Deposit and taxation - basic information
If an advance payment is made for the future delivery of goods or services and receives an advance invoice, the entrepreneur has the right to deduct VAT (input tax). In turn, the issuer of the advance invoice is obliged to charge VAT (output tax). On the other hand, in terms of income tax, the advance payment does not allow it to be recognized in the tax costs of the buyer and adequately does not generate revenue for the seller. Does the same scheme apply when the deposit is received? Check what tax obligations are generated by the received deposit!
Deposit - definition
The deposit is a specific amount of money paid by the ordering party for the service or the contractor's goods. Its task is to secure claims in the event of default or improper performance. The deposit may also be provided to cover losses that arise during the performance of the contract.
The deposit is not part of the price and, above all, it is returnable, therefore it should not be equated with the advance payment. It generates completely different tax effects than the advance payment.
Received deposit and the effects on the basis of VAT

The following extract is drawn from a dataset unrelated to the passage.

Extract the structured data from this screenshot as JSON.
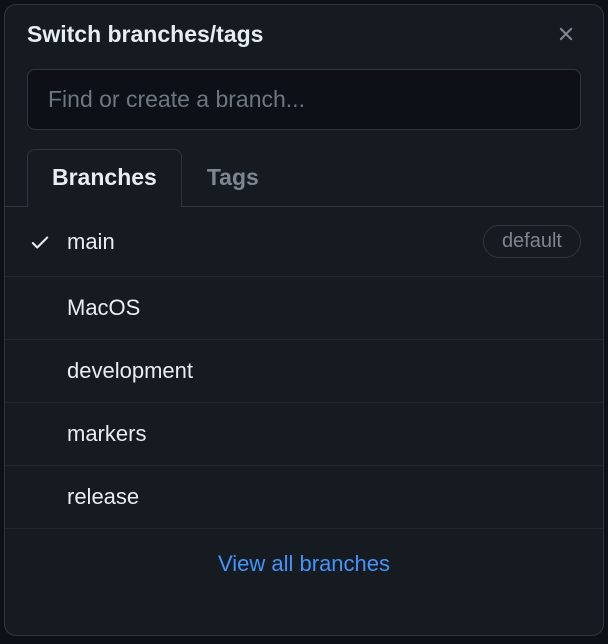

Due to the returnable nature of the deposit, it does not give rise to a tax obligation on the basis of VAT. The contributor cannot deduct VAT from the deposit. In addition, the payment of the deposit is not documented with an invoice, as it is in the case of an advance payment, where an advance invoice is required.
If the parties to the contract find that the deposit paid is counted towards the main amount due for the service provided or the ordered goods, the deposit should be treated as an advance payment. In such a situation, the seller should issue an advance invoice for the amount of the deposit received. The invoice will additionally entitle the buyer to deduct VAT, while the seller will be obliged to pay VAT.

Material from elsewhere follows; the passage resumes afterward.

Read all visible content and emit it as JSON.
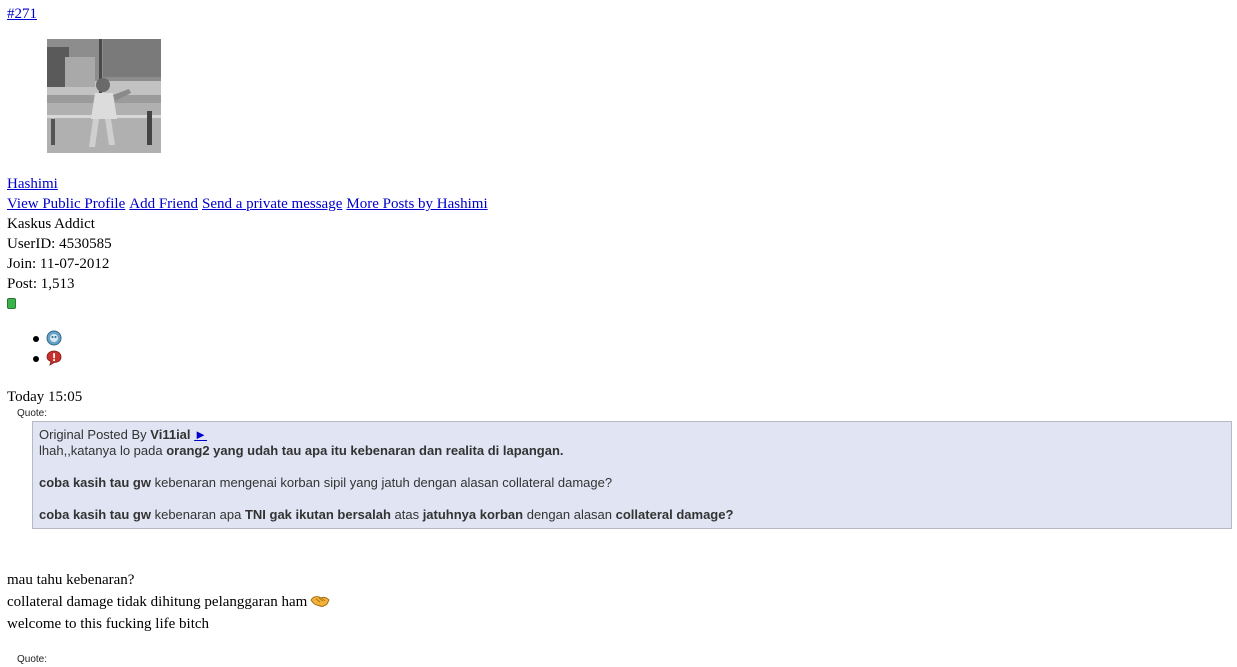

Deposit as tax cost
In terms of income tax, the deposit is also not a cost. The situation is similar in the case of a bid bond. It is a fixed amount that is submitted as a security for compliance with the terms of the contract in an auction or tender. Therefore, it is an additional monetary restriction, which, at the request of the organizer, may be included in the terms of the tender or auction. It is returnable and is not recorded in company costs or revenues in the case of taxpayers settling under simplified accounting, i.e. on the basis of a tax revenue and expense ledger, revenue record or a tax card.
Art. 23 of the PIT Act contains a list of expenses that cannot be included in company costs. The deposit is not mentioned in it because it is refundable and should not be included in the company's costs or revenues.
Entrepreneurs should determine at the very beginning whether the payment they make or the funds received is an advance payment or a deposit. The method of documenting the paid funds and their recognition in the records will depend on this decision. It should be remembered here that the advance payment is entered only in the VAT register, and the deposit is not included in the VAT register or in the KPiR.